During the SD-WAN pilot process, the benefits of the technology were so readily apparent that HMSHost pushed to deploy to all of its US locations in just two months. Because of the product support for a wide variety of underlay networks, we were able to seamlessly integrate it into our existing routing protocol environment. In fact, despite the aggressive timeline for deployment, sites experienced almost zero downtime or operational impact from installation.
After deployment, not only were we able to see consistent utilization of traffic across all available circuits, but also the system also provided unprecedented capability to monitor and track circuit health and utilization, both in real time and historically. By deploying NetScaler SD-WAN Center in conjunction with the rest of the new infrastructure, we were immediately able to see detailed aggregate and per-circuit throughput. This quickly identified locations that were experiencing degradations or otherwise sub-optimal performance, something that has been particularly difficult to pinpoint in the past, especially on our non-MPLS connections. It became possible to either confirm or refute claims of WAN saturation and degradation, as SD-WAN Center saved months of this data in its historical record. Suddenly we had access to information that would allow us to easily judge whether or not a location could handle a new IT initiative based on its average and peak utilization compared to the application requirements.

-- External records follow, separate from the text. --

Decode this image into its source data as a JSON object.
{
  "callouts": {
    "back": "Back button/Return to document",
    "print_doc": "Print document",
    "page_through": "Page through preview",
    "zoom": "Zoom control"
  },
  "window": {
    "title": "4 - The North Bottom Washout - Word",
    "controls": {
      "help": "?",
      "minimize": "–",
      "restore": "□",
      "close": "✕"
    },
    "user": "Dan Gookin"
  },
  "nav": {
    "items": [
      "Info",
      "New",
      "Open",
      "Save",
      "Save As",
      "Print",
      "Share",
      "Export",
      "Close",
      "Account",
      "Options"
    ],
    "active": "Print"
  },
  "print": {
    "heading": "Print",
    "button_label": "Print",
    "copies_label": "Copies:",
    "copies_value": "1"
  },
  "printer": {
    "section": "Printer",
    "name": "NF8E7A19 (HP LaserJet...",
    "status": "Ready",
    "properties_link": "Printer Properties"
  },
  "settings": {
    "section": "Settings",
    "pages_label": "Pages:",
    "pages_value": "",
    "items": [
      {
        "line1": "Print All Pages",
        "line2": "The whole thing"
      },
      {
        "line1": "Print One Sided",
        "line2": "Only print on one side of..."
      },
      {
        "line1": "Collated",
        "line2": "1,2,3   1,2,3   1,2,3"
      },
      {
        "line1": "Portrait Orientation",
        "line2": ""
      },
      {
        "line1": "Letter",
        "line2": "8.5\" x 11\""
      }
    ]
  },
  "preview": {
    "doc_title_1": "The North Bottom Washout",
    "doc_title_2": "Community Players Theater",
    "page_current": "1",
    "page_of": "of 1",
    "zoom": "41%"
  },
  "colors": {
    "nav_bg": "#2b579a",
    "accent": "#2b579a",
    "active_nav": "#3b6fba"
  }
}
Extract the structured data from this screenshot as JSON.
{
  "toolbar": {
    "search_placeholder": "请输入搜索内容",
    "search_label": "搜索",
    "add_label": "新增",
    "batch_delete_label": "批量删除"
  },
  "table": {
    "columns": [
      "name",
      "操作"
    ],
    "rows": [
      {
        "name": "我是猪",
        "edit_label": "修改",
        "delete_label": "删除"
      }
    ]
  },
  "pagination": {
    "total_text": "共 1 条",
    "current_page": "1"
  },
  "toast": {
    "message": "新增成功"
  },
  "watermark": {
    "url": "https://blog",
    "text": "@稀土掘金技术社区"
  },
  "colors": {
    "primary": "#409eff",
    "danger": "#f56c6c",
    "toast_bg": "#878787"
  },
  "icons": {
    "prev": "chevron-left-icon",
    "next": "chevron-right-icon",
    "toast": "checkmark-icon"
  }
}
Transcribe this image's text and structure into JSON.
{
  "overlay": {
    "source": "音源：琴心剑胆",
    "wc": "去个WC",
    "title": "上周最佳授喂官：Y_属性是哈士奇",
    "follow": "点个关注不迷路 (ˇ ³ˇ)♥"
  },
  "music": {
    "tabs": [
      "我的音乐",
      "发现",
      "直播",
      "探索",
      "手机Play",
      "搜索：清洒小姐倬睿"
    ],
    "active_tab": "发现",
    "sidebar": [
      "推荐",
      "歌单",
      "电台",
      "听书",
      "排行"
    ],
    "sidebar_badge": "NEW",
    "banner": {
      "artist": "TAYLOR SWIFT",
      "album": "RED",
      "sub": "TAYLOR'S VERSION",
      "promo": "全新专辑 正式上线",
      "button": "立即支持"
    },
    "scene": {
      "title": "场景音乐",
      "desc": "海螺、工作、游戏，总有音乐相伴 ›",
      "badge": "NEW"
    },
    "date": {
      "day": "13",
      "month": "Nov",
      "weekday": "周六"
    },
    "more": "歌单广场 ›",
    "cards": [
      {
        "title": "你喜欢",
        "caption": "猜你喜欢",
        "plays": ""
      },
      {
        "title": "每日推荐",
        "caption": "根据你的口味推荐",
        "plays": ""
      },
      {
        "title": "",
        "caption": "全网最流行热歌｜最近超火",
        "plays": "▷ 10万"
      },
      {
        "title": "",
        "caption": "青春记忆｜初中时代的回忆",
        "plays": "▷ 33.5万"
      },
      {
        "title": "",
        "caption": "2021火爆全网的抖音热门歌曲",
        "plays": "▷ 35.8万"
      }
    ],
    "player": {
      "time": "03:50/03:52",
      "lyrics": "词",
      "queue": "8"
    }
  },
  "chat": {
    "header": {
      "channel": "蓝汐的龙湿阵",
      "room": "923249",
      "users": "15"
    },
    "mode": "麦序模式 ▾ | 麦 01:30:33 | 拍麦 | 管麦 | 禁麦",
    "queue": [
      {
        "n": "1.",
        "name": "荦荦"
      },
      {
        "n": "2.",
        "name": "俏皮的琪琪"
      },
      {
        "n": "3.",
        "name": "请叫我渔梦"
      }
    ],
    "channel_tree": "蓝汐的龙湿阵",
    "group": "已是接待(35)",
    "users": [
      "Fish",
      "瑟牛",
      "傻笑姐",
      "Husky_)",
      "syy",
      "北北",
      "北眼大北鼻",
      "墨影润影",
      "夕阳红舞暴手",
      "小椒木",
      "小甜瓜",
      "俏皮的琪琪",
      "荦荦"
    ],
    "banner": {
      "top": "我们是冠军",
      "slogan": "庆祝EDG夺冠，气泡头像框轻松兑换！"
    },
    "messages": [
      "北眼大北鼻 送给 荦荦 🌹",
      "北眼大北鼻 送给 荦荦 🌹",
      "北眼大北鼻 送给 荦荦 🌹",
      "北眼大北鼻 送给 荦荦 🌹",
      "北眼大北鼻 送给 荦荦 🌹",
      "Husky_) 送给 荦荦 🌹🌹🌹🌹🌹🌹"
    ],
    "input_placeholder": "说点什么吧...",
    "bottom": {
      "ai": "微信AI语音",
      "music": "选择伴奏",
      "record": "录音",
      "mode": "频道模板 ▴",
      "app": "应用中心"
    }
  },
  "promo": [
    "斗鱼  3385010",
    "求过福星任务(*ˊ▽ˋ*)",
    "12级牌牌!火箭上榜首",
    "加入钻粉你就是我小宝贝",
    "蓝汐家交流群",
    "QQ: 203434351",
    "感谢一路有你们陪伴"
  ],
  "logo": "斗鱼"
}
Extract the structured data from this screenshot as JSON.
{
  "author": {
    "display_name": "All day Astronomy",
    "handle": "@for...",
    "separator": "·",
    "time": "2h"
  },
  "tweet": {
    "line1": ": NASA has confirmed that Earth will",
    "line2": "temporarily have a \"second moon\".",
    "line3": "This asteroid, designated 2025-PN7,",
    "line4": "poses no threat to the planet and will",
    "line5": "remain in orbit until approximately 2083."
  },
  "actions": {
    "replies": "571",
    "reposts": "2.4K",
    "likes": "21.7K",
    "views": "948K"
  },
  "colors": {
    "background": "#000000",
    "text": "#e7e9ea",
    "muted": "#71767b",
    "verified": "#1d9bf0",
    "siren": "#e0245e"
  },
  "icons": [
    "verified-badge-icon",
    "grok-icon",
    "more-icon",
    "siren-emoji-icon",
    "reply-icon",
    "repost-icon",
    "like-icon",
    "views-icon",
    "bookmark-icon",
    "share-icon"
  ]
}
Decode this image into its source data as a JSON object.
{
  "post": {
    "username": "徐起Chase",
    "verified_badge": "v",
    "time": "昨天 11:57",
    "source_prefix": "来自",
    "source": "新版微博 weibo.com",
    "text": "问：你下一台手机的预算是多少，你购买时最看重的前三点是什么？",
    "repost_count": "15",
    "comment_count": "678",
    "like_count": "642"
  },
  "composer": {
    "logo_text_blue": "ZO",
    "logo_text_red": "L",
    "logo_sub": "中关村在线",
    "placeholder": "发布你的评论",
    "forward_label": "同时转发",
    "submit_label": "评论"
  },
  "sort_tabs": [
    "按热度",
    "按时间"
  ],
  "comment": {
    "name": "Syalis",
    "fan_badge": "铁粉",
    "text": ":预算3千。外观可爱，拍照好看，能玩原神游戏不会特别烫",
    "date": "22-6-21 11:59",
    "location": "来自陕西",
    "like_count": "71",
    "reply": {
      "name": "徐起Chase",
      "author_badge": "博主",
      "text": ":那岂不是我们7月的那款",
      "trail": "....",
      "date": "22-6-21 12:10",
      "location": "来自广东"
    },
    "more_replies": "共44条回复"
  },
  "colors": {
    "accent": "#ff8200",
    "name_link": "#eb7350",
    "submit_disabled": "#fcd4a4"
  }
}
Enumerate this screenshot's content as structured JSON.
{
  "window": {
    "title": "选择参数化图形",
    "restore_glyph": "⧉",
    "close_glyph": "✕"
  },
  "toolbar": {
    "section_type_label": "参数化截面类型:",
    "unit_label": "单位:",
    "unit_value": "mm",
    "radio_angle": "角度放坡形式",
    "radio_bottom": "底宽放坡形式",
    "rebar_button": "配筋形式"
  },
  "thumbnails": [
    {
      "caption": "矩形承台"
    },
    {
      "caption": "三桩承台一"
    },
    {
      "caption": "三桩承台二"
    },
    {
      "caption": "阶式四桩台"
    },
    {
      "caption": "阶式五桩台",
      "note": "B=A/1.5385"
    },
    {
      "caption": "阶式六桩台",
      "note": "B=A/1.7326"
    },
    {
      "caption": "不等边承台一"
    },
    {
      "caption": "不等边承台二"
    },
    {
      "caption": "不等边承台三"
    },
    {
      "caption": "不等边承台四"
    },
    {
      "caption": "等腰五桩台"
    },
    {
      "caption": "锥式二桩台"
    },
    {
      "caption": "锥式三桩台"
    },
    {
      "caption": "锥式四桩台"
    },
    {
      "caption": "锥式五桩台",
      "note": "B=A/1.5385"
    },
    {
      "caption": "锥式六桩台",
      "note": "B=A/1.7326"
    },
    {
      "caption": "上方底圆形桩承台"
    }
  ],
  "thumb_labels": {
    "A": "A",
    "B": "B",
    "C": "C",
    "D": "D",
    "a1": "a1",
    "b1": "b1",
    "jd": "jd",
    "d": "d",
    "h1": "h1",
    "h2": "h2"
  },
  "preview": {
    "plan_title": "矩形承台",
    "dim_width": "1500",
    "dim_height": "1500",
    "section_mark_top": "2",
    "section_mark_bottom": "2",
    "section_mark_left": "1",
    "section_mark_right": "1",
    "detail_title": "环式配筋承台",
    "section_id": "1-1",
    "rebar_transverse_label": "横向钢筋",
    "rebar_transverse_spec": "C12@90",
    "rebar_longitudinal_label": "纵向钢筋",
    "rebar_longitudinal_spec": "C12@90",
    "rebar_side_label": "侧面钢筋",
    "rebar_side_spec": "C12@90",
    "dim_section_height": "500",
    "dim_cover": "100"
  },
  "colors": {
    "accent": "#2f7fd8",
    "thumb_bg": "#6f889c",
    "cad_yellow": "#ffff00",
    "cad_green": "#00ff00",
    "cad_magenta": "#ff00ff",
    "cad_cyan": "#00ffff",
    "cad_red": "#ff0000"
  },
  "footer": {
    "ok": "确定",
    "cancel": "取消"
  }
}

SD-WAN’s ability to constantly monitor WAN circuits for health and throughput even opened up the possibility for deploying circuit types previously considered too unreliable, such as LTE. As opposed to traditional WAN solutions that would attempt to send traffic across LTE as long as enough traffic was coming through to maintain a basic VPN, SD-WAN could be tuned to utilize this connection only when the loss and latency was at an acceptable level. Further, the capability for SD-WAN to utilize specific WAN links only during periods of peak traffic and data usage tracking made it much easier to justify deployment of metered links in the environment. Our current LTE pilot with SD-WAN has proved to be very successful and has received much positive user feedback – a first-time experience for us with a cellular connection.
On top of all this, our ability to easily classify and prioritize specific applications or types of traffic has grown greatly with the deployment of SD-WAN. Traditional QoS required specific knowledge of the application traffic. It only worked over MPLS and required a significant effort to make changes. By comparison, the application-based rules on NetScaler SD-WAN have made it faster and easier to categorize and provision space on the WAN for practically any service. That’s whether it is internally hosted or on the cloud. Even with sites that are only able to run off of a couple of T1s, we have much more confidence that critical traffic will be prioritized appropriately and make it to its destination.
Looking back on it, the ease of integration of deployment of SD-WAN made its introduction into the environment painless. Its initial benefits are readily apparent. However, it is the plethora of advanced options for tuning, resource allocation and provisioning that will facilitate success with HMSHost’s current and future digital transformation initiatives. That’s really what will make Citrix our valued partner in the WAN for years to come.
Join us at Citrix Synergy to hear more!
Session: SYN142 – SD-WAN digital transformation in action
May 10, 2018 10:30 a.m. in the Anaheim Convention Center, Level 2, 207A